#### What is expected
How many lines in these records include the string "true"? Reply with that number alone.

START Records shown

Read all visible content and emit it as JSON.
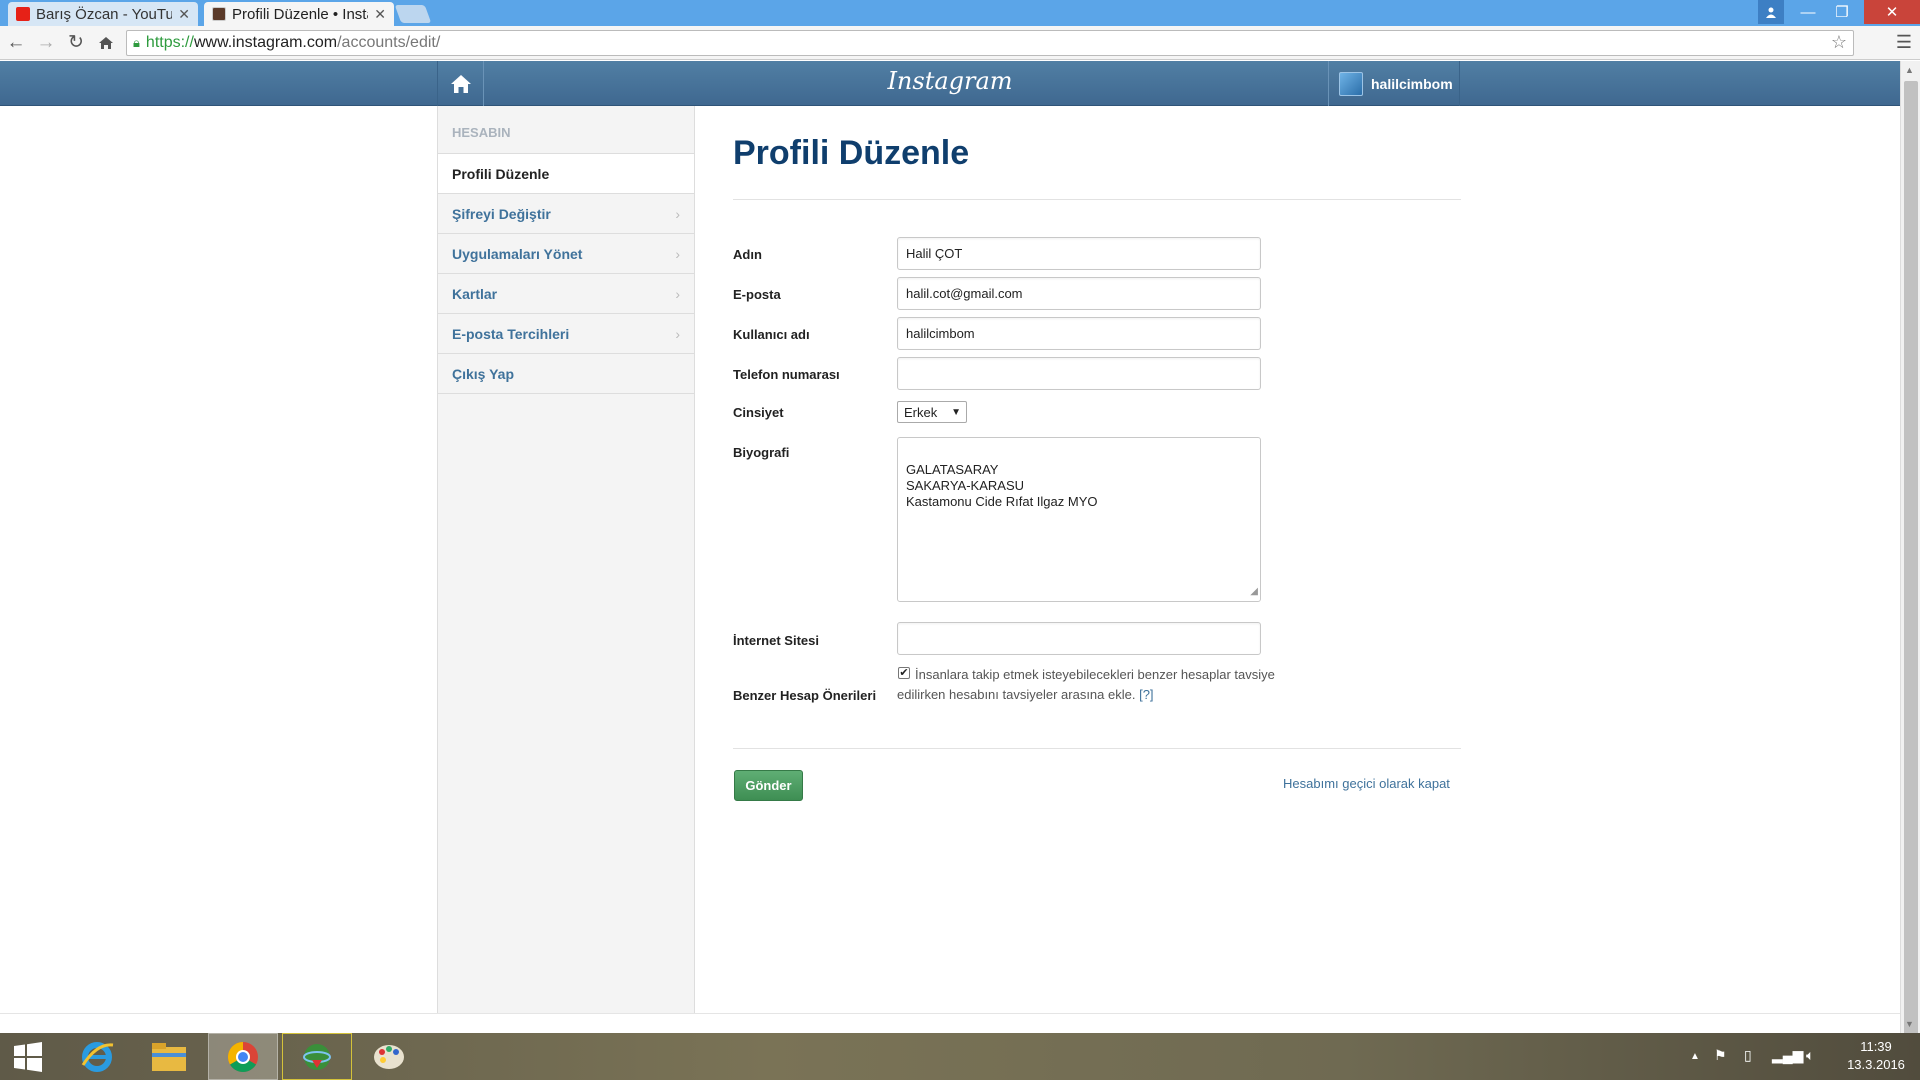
{
  "browser": {
    "tabs": [
      {
        "title": "Barış Özcan - YouTub",
        "favicon_color": "#e62117"
      },
      {
        "title": "Profili Düzenle • Insta",
        "favicon_color": "#5b3a29"
      }
    ],
    "url": {
      "scheme": "https://",
      "host": "www.instagram.com",
      "path": "/accounts/edit/"
    }
  },
  "instagram": {
    "logo": "Instagram",
    "username": "halilcimbom"
  },
  "sidebar": {
    "heading": "HESABIN",
    "items": [
      {
        "label": "Profili Düzenle",
        "active": true
      },
      {
        "label": "Şifreyi Değiştir"
      },
      {
        "label": "Uygulamaları Yönet"
      },
      {
        "label": "Kartlar"
      },
      {
        "label": "E-posta Tercihleri"
      },
      {
        "label": "Çıkış Yap"
      }
    ]
  },
  "form": {
    "title": "Profili Düzenle",
    "name": {
      "label": "Adın",
      "value": "Halil ÇOT"
    },
    "email": {
      "label": "E-posta",
      "value": "halil.cot@gmail.com"
    },
    "username": {
      "label": "Kullanıcı adı",
      "value": "halilcimbom"
    },
    "phone": {
      "label": "Telefon numarası",
      "value": ""
    },
    "gender": {
      "label": "Cinsiyet",
      "value": "Erkek"
    },
    "bio": {
      "label": "Biyografi",
      "value": "GALATASARAY\nSAKARYA-KARASU\nKastamonu Cide Rıfat Ilgaz MYO"
    },
    "website": {
      "label": "İnternet Sitesi",
      "value": ""
    },
    "suggestions": {
      "label": "Benzer Hesap Önerileri",
      "checked": true,
      "text": "İnsanlara takip etmek isteyebilecekleri benzer hesaplar tavsiye edilirken hesabını tavsiyeler arasına ekle.",
      "help": "[?]"
    },
    "submit_label": "Gönder",
    "disable_link": "Hesabımı geçici olarak kapat"
  },
  "taskbar": {
    "time": "11:39",
    "date": "13.3.2016"
  },
  "colors": {
    "ig_header": "#517fa4",
    "link": "#3f729b",
    "title": "#0f3e6d",
    "submit": "#4b9a60"
  }
}
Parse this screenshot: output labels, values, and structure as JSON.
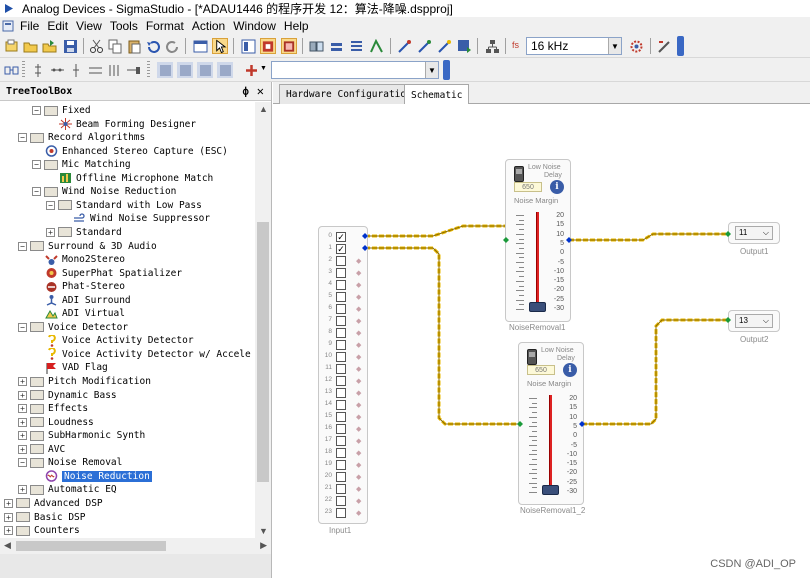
{
  "titlebar": {
    "title": "Analog Devices - SigmaStudio - [*ADAU1446 的程序开发 12：算法-降噪.dspproj]"
  },
  "menu": {
    "items": [
      "File",
      "Edit",
      "View",
      "Tools",
      "Format",
      "Action",
      "Window",
      "Help"
    ]
  },
  "toolbar": {
    "sample_rate_label": "fs",
    "sample_rate_value": "16 kHz",
    "toolbar2_combo_value": ""
  },
  "toolbox": {
    "title": "TreeToolBox",
    "pin": "ф",
    "close": "✕",
    "nodes": [
      {
        "label": "Fixed",
        "kind": "folder",
        "exp": "−",
        "level": 3
      },
      {
        "label": "Beam Forming Designer",
        "kind": "leaf",
        "icon": "beamform-icon",
        "level": 4
      },
      {
        "label": "Record Algorithms",
        "kind": "folder",
        "exp": "−",
        "level": 2
      },
      {
        "label": "Enhanced Stereo Capture (ESC)",
        "kind": "leaf",
        "icon": "stereo-capture-icon",
        "level": 3
      },
      {
        "label": "Mic Matching",
        "kind": "folder",
        "exp": "−",
        "level": 3
      },
      {
        "label": "Offline Microphone Match",
        "kind": "leaf",
        "icon": "mic-match-icon",
        "level": 4
      },
      {
        "label": "Wind Noise Reduction",
        "kind": "folder",
        "exp": "−",
        "level": 3
      },
      {
        "label": "Standard with Low Pass",
        "kind": "folder",
        "exp": "−",
        "level": 4
      },
      {
        "label": "Wind Noise Suppressor",
        "kind": "leaf",
        "icon": "wind-icon",
        "level": 5
      },
      {
        "label": "Standard",
        "kind": "folder",
        "exp": "+",
        "level": 4
      },
      {
        "label": "Surround & 3D Audio",
        "kind": "folder",
        "exp": "−",
        "level": 2
      },
      {
        "label": "Mono2Stereo",
        "kind": "leaf",
        "icon": "mono2stereo-icon",
        "level": 3
      },
      {
        "label": "SuperPhat Spatializer",
        "kind": "leaf",
        "icon": "spatializer-icon",
        "level": 3
      },
      {
        "label": "Phat-Stereo",
        "kind": "leaf",
        "icon": "phat-stereo-icon",
        "level": 3
      },
      {
        "label": "ADI Surround",
        "kind": "leaf",
        "icon": "surround-icon",
        "level": 3
      },
      {
        "label": "ADI Virtual",
        "kind": "leaf",
        "icon": "virtual-icon",
        "level": 3
      },
      {
        "label": "Voice Detector",
        "kind": "folder",
        "exp": "−",
        "level": 2
      },
      {
        "label": "Voice Activity Detector",
        "kind": "leaf",
        "icon": "vad-icon",
        "level": 3
      },
      {
        "label": "Voice Activity Detector w/ Accele",
        "kind": "leaf",
        "icon": "vad-accel-icon",
        "level": 3
      },
      {
        "label": "VAD Flag",
        "kind": "leaf",
        "icon": "flag-icon",
        "level": 3
      },
      {
        "label": "Pitch Modification",
        "kind": "folder",
        "exp": "+",
        "level": 2
      },
      {
        "label": "Dynamic Bass",
        "kind": "folder",
        "exp": "+",
        "level": 2
      },
      {
        "label": "Effects",
        "kind": "folder",
        "exp": "+",
        "level": 2
      },
      {
        "label": "Loudness",
        "kind": "folder",
        "exp": "+",
        "level": 2
      },
      {
        "label": "SubHarmonic Synth",
        "kind": "folder",
        "exp": "+",
        "level": 2
      },
      {
        "label": "AVC",
        "kind": "folder",
        "exp": "+",
        "level": 2
      },
      {
        "label": "Noise Removal",
        "kind": "folder",
        "exp": "−",
        "level": 2
      },
      {
        "label": "Noise Reduction",
        "kind": "leaf",
        "icon": "noise-reduction-icon",
        "level": 3,
        "selected": true
      },
      {
        "label": "Automatic EQ",
        "kind": "folder",
        "exp": "+",
        "level": 2
      },
      {
        "label": "Advanced DSP",
        "kind": "folder",
        "exp": "+",
        "level": 1
      },
      {
        "label": "Basic DSP",
        "kind": "folder",
        "exp": "+",
        "level": 1
      },
      {
        "label": "Counters",
        "kind": "folder",
        "exp": "+",
        "level": 1
      }
    ]
  },
  "tabs": [
    {
      "label": "Hardware Configuration",
      "active": false
    },
    {
      "label": "Schematic",
      "active": true
    }
  ],
  "schematic": {
    "input": {
      "label": "Input1",
      "channels": [
        "0",
        "1",
        "2",
        "3",
        "4",
        "5",
        "6",
        "7",
        "8",
        "9",
        "10",
        "11",
        "12",
        "13",
        "14",
        "15",
        "16",
        "17",
        "18",
        "19",
        "20",
        "21",
        "22",
        "23"
      ],
      "checked": [
        0,
        1
      ]
    },
    "noise_blocks": [
      {
        "name": "NoiseRemoval1",
        "title": "Low Noise",
        "subtitle": "Delay",
        "value": "650",
        "margin_label": "Noise Margin",
        "scale": [
          "20",
          "15",
          "10",
          "5",
          "0",
          "-5",
          "-10",
          "-15",
          "-20",
          "-25",
          "-30"
        ]
      },
      {
        "name": "NoiseRemoval1_2",
        "title": "Low Noise",
        "subtitle": "Delay",
        "value": "650",
        "margin_label": "Noise Margin",
        "scale": [
          "20",
          "15",
          "10",
          "5",
          "0",
          "-5",
          "-10",
          "-15",
          "-20",
          "-25",
          "-30"
        ]
      }
    ],
    "outputs": [
      {
        "name": "Output1",
        "value": "11"
      },
      {
        "name": "Output2",
        "value": "13"
      }
    ]
  },
  "watermark": "CSDN @ADI_OP",
  "colors": {
    "wire": "#e8b800",
    "selection": "#2b6fd6",
    "pin_blue": "#0033cc",
    "pin_green": "#1a9a3a"
  }
}
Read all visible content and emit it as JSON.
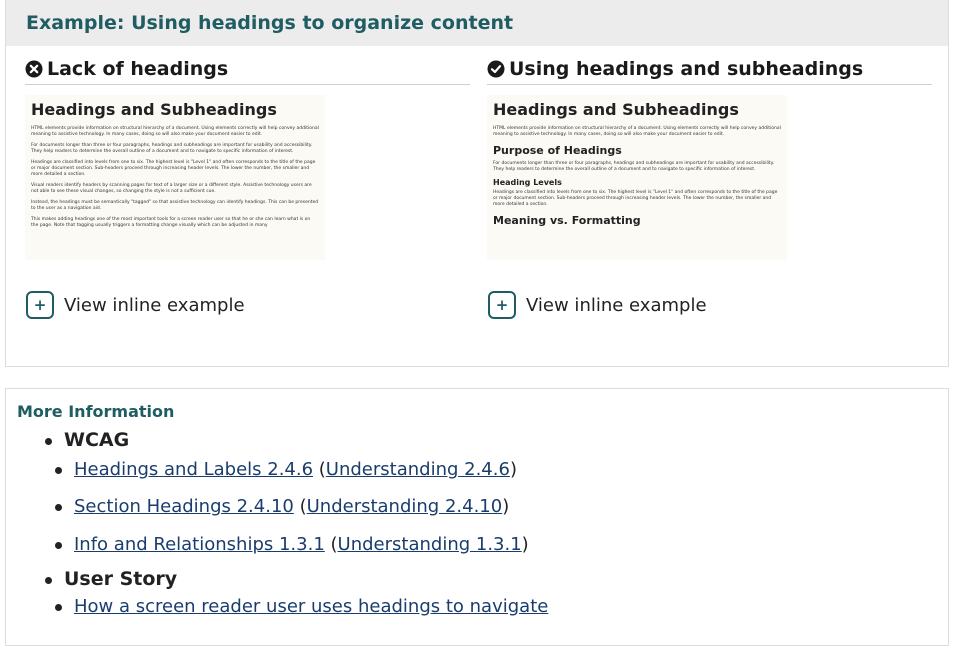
{
  "example": {
    "title": "Example: Using headings to organize content",
    "left": {
      "heading": "Lack of headings",
      "icon": "x-circle-icon",
      "thumb_title": "Headings and Subheadings",
      "thumb_paragraphs": [
        "HTML elements provide information on structural hierarchy of a document. Using elements correctly will help convey additional meaning to assistive technology. In many cases, doing so will also make your document easier to edit.",
        "For documents longer than three or four paragraphs, headings and subheadings are important for usability and accessibility. They help readers to determine the overall outline of a document and to navigate to specific information of interest.",
        "Headings are classified into levels from one to six. The highest level is \"Level 1\" and often corresponds to the title of the page or major document section. Sub-headers proceed through increasing header levels. The lower the number, the smaller and more detailed a section.",
        "Visual readers identify headers by scanning pages for text of a larger size or a different style. Assistive technology users are not able to see these visual changes, so changing the style is not a sufficient cue.",
        "Instead, the headings must be semantically \"tagged\" so that assistive technology can identify headings. This can be presented to the user as a navigation aid.",
        "This makes adding headings one of the most important tools for a screen reader user so that he or she can learn what is on the page. Note that tagging usually triggers a formatting change visually which can be adjusted in many"
      ],
      "toggle_label": "View inline example"
    },
    "right": {
      "heading": "Using headings and subheadings",
      "icon": "check-circle-icon",
      "thumb_title": "Headings and Subheadings",
      "thumb_intro": "HTML elements provide information on structural hierarchy of a document. Using elements correctly will help convey additional meaning to assistive technology. In many cases, doing so will also make your document easier to edit.",
      "thumb_h2": "Purpose of Headings",
      "thumb_p2": "For documents longer than three or four paragraphs, headings and subheadings are important for usability and accessibility. They help readers to determine the overall outline of a document and to navigate to specific information of interest.",
      "thumb_h3": "Heading Levels",
      "thumb_p3": "Headings are classified into levels from one to six. The highest level is \"Level 1\" and often corresponds to the title of the page or major document section. Sub-headers proceed through increasing header levels. The lower the number, the smaller and more detailed a section.",
      "thumb_h2b": "Meaning vs. Formatting",
      "toggle_label": "View inline example"
    },
    "toggle_symbol": "+"
  },
  "more_info": {
    "title": "More Information",
    "wcag": {
      "label": "WCAG",
      "items": [
        {
          "link": "Headings and Labels 2.4.6",
          "open": " (",
          "understanding": "Understanding 2.4.6",
          "close": ")"
        },
        {
          "link": "Section Headings 2.4.10",
          "open": " (",
          "understanding": "Understanding 2.4.10",
          "close": ")"
        },
        {
          "link": "Info and Relationships 1.3.1",
          "open": " (",
          "understanding": "Understanding 1.3.1",
          "close": ")"
        }
      ]
    },
    "user_story": {
      "label": "User Story",
      "link": "How a screen reader user uses headings to navigate"
    }
  },
  "colors": {
    "accent": "#1f5d63",
    "link": "#1a3d6d",
    "header_bg": "#ececec"
  }
}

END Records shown

#### Your response
4